Data records:
════════════════

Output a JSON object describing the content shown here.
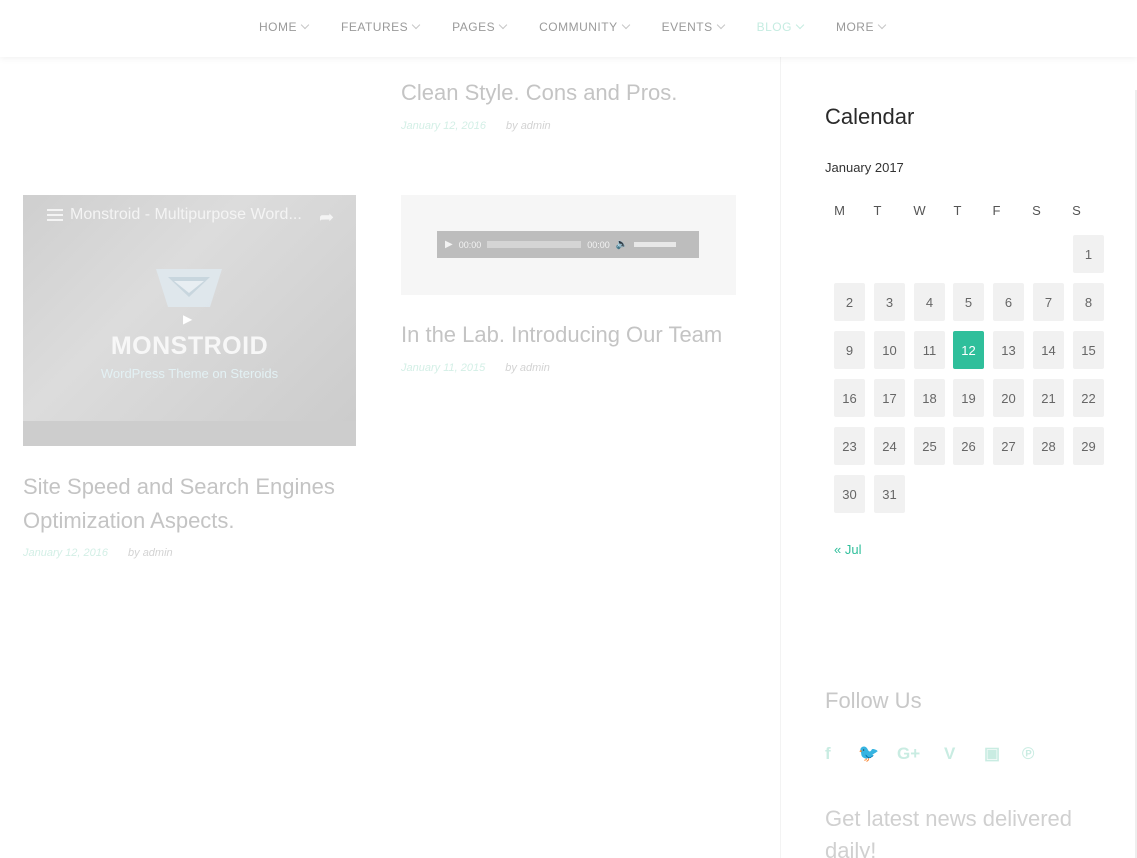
{
  "nav": {
    "items": [
      {
        "label": "HOME"
      },
      {
        "label": "FEATURES"
      },
      {
        "label": "PAGES"
      },
      {
        "label": "COMMUNITY"
      },
      {
        "label": "EVENTS"
      },
      {
        "label": "BLOG",
        "active": true
      },
      {
        "label": "MORE"
      }
    ]
  },
  "posts": [
    {
      "title": "Clean Style. Cons and Pros.",
      "date": "January 12, 2016",
      "author": "by admin"
    },
    {
      "title": "Site Speed and Search Engines Optimization Aspects.",
      "date": "January 12, 2016",
      "author": "by admin"
    },
    {
      "title": "In the Lab. Introducing Our Team",
      "date": "January 11, 2015",
      "author": "by admin"
    }
  ],
  "video": {
    "title": "Monstroid - Multipurpose Word...",
    "brand": "MONSTROID",
    "tagline": "WordPress Theme on Steroids",
    "icons": {
      "playlist": "playlist-icon",
      "share": "share-icon",
      "play": "play-icon"
    }
  },
  "audio": {
    "current": "00:00",
    "duration": "00:00",
    "icons": {
      "play": "play-icon",
      "volume": "volume-icon"
    }
  },
  "calendar": {
    "widget_title": "Calendar",
    "caption": "January 2017",
    "weekdays": [
      "M",
      "T",
      "W",
      "T",
      "F",
      "S",
      "S"
    ],
    "days": [
      "1",
      "2",
      "3",
      "4",
      "5",
      "6",
      "7",
      "8",
      "9",
      "10",
      "11",
      "12",
      "13",
      "14",
      "15",
      "16",
      "17",
      "18",
      "19",
      "20",
      "21",
      "22",
      "23",
      "24",
      "25",
      "26",
      "27",
      "28",
      "29",
      "30",
      "31"
    ],
    "today": "12",
    "prev_link": "« Jul"
  },
  "follow": {
    "title": "Follow Us",
    "icons": [
      "facebook-icon",
      "twitter-icon",
      "google-plus-icon",
      "vimeo-icon",
      "youtube-icon",
      "pinterest-icon"
    ]
  },
  "newsletter": {
    "title": "Get latest news delivered daily!"
  },
  "colors": {
    "accent": "#2fbf9b",
    "today_bg": "#2fbf9b",
    "cell_bg": "#f1f1f1"
  }
}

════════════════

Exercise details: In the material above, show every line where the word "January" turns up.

Answer for the task:
      "date": "January 12, 2016",
      "date": "January 12, 2016",
      "date": "January 11, 2015",
    "caption": "January 2017",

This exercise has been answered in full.